[WHAT YOU NEED TO DO]:
Work through the data below and give the number of lines holding "Type", nothing more.

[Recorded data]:
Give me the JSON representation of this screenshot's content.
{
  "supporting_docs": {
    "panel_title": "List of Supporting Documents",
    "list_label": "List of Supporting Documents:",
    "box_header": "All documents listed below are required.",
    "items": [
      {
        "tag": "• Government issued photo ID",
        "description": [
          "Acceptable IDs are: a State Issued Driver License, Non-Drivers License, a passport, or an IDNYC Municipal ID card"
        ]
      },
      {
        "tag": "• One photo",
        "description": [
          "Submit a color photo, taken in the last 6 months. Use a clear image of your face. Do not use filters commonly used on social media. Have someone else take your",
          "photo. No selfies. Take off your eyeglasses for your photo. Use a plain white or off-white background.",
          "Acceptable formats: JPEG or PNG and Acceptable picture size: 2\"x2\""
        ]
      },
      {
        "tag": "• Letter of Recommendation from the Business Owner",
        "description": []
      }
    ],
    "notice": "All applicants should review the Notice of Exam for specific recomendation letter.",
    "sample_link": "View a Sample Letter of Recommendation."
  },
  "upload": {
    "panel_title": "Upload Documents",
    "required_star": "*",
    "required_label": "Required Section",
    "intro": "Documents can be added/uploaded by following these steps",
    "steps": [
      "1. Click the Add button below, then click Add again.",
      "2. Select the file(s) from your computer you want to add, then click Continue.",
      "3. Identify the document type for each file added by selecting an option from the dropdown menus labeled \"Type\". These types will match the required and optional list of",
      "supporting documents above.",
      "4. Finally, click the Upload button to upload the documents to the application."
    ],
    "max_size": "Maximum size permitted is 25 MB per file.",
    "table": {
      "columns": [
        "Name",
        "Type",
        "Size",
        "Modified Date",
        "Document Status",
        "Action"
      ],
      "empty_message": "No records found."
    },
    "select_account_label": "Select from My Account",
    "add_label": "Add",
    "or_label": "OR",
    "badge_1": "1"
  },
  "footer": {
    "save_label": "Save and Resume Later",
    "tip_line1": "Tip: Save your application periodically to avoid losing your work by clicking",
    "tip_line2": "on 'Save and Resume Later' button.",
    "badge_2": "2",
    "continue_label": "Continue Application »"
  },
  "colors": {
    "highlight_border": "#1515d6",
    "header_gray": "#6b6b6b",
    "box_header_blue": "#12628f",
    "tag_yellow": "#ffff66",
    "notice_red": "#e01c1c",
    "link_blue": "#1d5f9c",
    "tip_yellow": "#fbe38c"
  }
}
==
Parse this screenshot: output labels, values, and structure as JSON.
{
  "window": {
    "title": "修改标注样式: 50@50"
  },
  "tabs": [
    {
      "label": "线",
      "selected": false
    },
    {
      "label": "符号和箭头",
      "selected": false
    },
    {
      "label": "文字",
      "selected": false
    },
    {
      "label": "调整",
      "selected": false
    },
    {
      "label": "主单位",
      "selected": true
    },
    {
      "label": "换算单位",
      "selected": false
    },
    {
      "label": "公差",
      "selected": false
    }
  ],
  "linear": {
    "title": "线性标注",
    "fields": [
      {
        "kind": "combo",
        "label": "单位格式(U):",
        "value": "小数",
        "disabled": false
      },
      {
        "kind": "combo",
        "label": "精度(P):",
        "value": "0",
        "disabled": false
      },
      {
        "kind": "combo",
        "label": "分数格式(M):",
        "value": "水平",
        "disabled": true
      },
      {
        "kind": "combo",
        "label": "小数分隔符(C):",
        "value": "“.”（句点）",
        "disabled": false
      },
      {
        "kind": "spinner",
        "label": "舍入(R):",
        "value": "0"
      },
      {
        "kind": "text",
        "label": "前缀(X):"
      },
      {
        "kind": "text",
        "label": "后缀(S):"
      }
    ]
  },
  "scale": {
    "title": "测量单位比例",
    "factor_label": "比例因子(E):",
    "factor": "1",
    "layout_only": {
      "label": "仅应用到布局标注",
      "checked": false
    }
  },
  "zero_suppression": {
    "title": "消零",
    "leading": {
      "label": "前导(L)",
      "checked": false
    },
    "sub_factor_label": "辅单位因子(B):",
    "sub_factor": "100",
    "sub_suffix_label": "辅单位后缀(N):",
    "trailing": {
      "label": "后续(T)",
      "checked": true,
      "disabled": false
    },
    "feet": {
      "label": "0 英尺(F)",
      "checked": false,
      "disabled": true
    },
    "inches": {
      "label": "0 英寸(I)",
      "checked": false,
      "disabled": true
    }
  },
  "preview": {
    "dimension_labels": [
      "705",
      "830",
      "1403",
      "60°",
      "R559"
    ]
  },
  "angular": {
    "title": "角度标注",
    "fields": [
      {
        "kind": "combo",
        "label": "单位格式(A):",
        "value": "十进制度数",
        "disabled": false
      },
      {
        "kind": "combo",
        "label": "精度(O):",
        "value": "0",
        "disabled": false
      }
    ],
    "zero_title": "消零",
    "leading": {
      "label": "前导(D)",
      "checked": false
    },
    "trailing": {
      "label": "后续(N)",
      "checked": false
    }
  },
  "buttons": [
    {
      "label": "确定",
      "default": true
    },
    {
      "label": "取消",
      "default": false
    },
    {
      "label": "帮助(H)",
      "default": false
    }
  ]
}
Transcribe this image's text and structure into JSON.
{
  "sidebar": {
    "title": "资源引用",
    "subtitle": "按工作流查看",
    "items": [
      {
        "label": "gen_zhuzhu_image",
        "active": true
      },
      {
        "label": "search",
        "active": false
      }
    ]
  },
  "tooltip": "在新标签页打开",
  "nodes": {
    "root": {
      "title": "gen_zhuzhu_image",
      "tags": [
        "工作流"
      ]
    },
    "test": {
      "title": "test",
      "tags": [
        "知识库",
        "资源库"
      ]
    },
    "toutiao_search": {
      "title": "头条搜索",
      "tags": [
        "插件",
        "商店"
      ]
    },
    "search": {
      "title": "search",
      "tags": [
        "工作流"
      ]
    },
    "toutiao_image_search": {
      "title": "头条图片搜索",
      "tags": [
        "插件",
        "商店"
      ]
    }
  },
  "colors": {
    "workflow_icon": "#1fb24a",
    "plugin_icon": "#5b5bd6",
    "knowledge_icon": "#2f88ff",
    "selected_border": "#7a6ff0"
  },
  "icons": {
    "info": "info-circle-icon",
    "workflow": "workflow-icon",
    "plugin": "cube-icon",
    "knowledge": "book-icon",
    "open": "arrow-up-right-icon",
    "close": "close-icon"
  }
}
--
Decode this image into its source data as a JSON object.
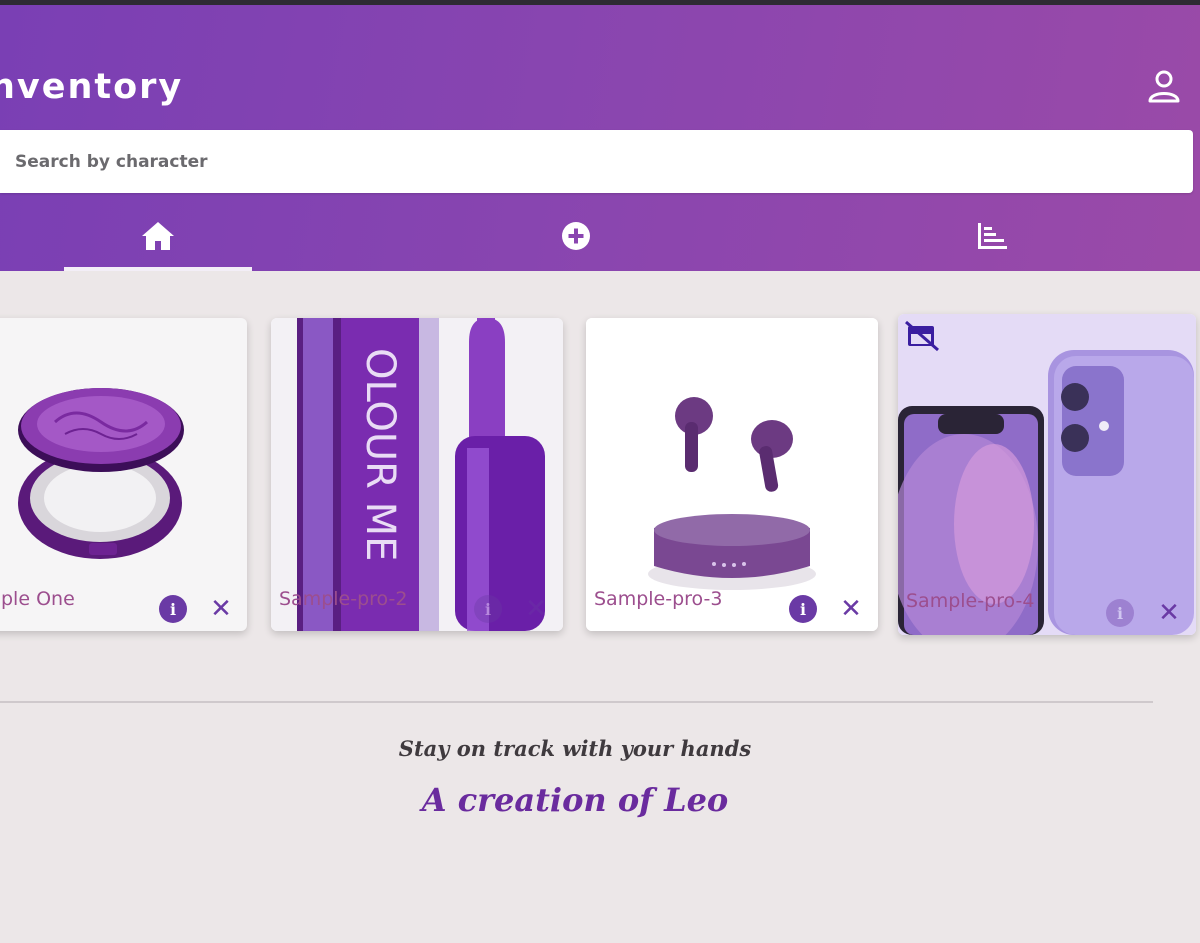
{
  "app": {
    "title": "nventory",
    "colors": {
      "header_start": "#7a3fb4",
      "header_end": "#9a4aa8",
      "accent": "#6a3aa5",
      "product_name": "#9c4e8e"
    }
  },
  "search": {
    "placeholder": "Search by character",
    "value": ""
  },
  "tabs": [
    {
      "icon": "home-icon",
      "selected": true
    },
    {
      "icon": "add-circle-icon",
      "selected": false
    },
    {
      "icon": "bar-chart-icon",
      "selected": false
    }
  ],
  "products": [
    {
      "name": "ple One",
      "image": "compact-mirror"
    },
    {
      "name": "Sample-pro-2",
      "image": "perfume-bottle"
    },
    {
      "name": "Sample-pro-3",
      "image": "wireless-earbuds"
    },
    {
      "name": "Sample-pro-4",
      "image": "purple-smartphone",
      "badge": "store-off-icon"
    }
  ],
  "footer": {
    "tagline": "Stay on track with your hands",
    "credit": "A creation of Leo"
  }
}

[FINISHED EXERCISE]:
2